“Why I Didn’t Want to Go to Church … and Why I Want to Go Now,” Liahona, June 1998, 34
As soon as I was old enough to really begin to understand the gospel, I began to have doubts about it. I often wondered if the gospel was true. But my parents insisted that I attend our ward in Germany with them each Sunday, even though I had little desire to be there. I figured I already knew everything that would be said, and I was bored by the routine.
Not wanting to be there, I was critical of the Church and Church members. I assumed members should always live perfectly what they said in their talks and testimonies. However, I noticed that some parents and children fought, some people gossiped, and some young people drank and smoked. Blinded by my prejudices, I noticed only those members who didn’t rush to help the homeless people who occasionally came into the church building. Where is that famous charity mentioned in the scriptures? I wondered. Somehow I missed seeing those who did reach out to help others.
While I was caught up in this spirit of criticism, my nonmember friends offered me cigarettes and alcohol, and I tried them. But that was not all. After a while, I stayed out at night longer and more often, and I always got home late on weekends. And then, of course, I had no desire to go to church because I was so tired.
These friends—combined with the hypocrisy I thought I saw in some Church members, the temptations I succumbed to, my boredom in church, my pride, and my disobedience—led me to not want to know anything about the Church.
Then I made a mistake that forced me to go to court. The prospect of suffering legal penalties forced me to think, and I decided I needed to make some changes in my life.
I went to a trusted Church member and talked with him about my problems. The Lord prompted him to say the right words to me. He helped me recognize that I was at a crossroad. I had to return to the Lord’s way, or I would sink in the mud and go under. This realization was difficult to come to, but it was so clear that I could not misunderstand it. My friend then spoke to my father and asked us to kneel and pray together. My father prayed, and I felt tears in my eyes because I felt such a strong spirit.
I realized then that if my parents had not insisted that I attend church with them, something worse could have happened. I could have fallen completely away.
I have learned that friends outside the Church are okay if you look for good friends with your standards. If friends offer you something and ask you to do something that is not in accordance with the gospel, you should say no. If they continue, it is best to part with those friends, even if it is difficult. It was difficult for me.
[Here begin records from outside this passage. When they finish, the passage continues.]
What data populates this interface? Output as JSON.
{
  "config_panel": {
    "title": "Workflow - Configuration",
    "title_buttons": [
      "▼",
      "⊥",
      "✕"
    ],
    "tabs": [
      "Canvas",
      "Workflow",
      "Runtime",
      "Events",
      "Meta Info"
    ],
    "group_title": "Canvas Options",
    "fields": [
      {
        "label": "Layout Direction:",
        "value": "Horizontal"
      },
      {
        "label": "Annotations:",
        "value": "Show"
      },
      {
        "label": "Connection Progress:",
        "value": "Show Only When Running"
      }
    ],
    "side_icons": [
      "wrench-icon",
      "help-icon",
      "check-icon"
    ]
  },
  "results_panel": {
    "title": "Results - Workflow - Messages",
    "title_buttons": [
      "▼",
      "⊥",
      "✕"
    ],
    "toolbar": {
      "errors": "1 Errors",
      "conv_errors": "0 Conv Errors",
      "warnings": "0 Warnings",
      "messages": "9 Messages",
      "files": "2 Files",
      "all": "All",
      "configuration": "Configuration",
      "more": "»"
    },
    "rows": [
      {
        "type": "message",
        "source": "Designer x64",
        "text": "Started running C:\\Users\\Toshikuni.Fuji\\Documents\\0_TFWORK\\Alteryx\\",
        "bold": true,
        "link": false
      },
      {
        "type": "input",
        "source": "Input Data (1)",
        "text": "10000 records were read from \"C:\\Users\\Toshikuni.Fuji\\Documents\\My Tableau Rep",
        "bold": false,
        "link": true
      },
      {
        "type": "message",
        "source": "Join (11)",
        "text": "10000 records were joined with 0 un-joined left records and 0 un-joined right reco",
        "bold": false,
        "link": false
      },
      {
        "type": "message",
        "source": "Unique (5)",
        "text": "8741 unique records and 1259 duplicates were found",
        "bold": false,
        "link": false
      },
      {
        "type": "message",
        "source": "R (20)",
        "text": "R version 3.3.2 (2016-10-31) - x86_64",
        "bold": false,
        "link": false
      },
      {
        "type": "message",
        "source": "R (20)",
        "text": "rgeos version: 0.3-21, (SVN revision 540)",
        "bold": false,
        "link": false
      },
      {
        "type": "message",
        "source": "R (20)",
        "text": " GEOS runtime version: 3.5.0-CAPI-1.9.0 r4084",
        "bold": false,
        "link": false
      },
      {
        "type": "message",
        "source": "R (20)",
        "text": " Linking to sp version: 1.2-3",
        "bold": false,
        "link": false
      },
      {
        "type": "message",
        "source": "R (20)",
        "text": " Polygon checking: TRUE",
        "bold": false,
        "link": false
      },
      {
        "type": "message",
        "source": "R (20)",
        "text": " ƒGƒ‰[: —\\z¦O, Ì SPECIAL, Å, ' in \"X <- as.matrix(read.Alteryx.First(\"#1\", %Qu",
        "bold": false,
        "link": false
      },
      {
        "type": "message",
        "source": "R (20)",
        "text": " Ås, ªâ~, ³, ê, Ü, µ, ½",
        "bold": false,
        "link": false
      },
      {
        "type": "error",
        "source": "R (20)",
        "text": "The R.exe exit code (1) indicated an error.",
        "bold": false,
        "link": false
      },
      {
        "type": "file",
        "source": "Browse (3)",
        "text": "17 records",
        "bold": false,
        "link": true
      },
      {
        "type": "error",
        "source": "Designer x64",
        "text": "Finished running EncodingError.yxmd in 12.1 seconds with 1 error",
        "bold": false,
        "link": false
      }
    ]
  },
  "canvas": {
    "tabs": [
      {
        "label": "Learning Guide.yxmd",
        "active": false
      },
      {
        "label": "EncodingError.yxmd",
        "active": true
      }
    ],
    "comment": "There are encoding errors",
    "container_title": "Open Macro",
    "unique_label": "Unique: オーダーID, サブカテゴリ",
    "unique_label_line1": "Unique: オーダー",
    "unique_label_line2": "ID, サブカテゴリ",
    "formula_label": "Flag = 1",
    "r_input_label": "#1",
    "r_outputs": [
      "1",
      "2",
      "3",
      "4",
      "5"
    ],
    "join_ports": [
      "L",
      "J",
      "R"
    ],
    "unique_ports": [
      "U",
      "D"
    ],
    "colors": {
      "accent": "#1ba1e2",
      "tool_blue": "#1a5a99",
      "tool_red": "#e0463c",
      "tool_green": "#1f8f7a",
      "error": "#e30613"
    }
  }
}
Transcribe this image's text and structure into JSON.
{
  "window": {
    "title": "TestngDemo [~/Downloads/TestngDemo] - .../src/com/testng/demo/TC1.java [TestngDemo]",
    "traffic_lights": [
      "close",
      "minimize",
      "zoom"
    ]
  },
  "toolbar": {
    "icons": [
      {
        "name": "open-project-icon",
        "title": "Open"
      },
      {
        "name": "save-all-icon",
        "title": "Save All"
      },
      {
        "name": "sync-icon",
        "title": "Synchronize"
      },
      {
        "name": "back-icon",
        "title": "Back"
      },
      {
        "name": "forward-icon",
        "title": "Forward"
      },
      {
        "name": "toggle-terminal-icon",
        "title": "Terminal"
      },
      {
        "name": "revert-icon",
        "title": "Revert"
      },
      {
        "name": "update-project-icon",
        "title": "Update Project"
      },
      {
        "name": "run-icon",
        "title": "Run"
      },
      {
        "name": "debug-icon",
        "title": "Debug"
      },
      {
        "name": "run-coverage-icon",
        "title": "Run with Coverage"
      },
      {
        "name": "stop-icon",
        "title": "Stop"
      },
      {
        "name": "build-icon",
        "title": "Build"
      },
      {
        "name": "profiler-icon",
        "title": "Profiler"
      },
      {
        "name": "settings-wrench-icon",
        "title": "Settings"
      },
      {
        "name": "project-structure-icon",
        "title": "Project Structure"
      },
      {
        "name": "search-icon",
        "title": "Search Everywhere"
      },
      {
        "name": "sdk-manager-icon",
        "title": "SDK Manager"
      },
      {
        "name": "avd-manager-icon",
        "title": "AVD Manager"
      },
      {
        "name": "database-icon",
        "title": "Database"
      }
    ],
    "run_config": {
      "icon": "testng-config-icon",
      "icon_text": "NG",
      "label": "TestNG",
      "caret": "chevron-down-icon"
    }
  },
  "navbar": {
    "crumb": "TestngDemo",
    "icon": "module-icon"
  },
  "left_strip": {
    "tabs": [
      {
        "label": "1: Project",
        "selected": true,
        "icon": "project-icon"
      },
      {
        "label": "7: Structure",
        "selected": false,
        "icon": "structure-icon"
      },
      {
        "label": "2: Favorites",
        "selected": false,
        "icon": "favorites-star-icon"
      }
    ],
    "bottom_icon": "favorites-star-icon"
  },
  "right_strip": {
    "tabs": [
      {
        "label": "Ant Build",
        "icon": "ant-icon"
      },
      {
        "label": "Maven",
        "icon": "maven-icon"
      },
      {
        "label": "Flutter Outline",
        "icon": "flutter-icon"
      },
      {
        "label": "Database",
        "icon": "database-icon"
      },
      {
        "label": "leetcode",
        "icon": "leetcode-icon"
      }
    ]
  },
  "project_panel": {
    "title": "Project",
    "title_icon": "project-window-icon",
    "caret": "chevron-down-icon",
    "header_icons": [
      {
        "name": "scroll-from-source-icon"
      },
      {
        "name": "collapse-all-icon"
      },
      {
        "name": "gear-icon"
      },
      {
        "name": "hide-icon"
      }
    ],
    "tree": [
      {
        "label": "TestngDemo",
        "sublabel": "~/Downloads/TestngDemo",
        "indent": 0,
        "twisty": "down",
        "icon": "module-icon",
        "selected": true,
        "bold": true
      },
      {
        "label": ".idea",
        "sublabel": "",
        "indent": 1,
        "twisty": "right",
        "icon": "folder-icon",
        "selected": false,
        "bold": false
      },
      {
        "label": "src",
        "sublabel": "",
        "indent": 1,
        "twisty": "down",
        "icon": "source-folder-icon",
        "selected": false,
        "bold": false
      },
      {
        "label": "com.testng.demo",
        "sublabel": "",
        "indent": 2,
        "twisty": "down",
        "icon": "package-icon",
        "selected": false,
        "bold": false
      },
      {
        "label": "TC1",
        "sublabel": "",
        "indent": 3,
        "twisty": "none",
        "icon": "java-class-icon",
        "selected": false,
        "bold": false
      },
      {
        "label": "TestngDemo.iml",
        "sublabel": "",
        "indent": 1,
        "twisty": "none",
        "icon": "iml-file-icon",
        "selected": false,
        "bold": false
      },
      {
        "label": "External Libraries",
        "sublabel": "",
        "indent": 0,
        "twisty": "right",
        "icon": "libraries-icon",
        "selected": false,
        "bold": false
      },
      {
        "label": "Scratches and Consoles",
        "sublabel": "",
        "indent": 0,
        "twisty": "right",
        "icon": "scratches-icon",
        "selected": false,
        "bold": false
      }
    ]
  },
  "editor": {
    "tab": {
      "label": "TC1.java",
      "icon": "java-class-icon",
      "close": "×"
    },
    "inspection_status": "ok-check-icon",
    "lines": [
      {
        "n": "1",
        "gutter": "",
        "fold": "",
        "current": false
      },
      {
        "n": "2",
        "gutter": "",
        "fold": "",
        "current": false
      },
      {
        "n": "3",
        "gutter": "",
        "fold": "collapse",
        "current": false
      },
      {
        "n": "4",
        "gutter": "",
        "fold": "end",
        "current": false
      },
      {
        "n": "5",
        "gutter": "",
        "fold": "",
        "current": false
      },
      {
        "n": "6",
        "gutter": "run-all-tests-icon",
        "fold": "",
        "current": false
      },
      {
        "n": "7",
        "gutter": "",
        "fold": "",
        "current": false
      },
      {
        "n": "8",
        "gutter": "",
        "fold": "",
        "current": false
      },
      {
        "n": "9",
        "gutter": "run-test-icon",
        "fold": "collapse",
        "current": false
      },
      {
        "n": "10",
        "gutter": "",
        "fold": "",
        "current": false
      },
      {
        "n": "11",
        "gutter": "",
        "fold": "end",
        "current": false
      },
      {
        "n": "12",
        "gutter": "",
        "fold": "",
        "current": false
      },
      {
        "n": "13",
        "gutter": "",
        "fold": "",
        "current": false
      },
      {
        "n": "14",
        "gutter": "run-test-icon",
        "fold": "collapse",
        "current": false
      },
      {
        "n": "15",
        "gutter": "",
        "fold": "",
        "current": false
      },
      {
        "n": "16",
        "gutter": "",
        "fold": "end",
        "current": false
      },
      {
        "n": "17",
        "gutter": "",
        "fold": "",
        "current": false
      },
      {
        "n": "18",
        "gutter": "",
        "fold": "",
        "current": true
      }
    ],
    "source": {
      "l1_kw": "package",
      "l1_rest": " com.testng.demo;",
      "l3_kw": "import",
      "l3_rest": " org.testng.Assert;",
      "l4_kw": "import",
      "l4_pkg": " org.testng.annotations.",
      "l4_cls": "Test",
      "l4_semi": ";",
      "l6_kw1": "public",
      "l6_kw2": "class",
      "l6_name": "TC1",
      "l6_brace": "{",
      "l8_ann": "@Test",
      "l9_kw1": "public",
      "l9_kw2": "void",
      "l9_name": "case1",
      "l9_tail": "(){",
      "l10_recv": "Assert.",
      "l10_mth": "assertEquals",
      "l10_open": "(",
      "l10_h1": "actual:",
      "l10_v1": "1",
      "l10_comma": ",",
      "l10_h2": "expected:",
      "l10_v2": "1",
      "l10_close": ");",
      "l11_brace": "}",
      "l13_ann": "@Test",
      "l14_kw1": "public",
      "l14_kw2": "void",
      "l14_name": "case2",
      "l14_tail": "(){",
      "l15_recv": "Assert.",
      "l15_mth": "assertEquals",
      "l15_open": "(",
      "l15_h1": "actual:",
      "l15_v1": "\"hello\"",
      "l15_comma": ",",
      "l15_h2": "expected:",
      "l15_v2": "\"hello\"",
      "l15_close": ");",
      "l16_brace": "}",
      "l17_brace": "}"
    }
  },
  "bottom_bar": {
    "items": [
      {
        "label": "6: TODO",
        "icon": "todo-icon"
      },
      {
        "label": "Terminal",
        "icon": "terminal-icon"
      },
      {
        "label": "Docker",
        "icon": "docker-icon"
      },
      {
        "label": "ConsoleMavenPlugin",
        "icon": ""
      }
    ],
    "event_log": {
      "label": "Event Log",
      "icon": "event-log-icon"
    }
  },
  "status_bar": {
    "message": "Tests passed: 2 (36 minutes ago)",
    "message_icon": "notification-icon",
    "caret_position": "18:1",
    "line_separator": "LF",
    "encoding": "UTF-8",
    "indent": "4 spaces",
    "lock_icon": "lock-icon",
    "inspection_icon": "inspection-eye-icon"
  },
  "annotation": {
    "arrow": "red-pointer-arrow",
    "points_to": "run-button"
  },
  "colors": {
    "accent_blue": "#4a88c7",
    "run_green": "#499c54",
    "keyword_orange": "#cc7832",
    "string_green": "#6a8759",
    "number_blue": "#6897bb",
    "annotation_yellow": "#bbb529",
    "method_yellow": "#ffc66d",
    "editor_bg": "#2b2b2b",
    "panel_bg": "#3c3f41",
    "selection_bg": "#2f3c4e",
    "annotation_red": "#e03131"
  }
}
I still don’t like hypocrisy, but I now recognize that I have faults of my own to work on. The talks at church are still similar and the meetings the same—but I’m not critical of that anymore. I realize that Church meetings can be interesting in spite of that. It is not easy for me, but I try to listen. I do not want to stray away.
I am developing a greater interest in going to church and in keeping the commandments. It is difficult, but with the help of the Lord and my parents, I can and will do it. It feels good to have loving parents and friends who are active in the Church. It is good to be understood, to be taken seriously, to be loved. It is good to know the Lord is always there.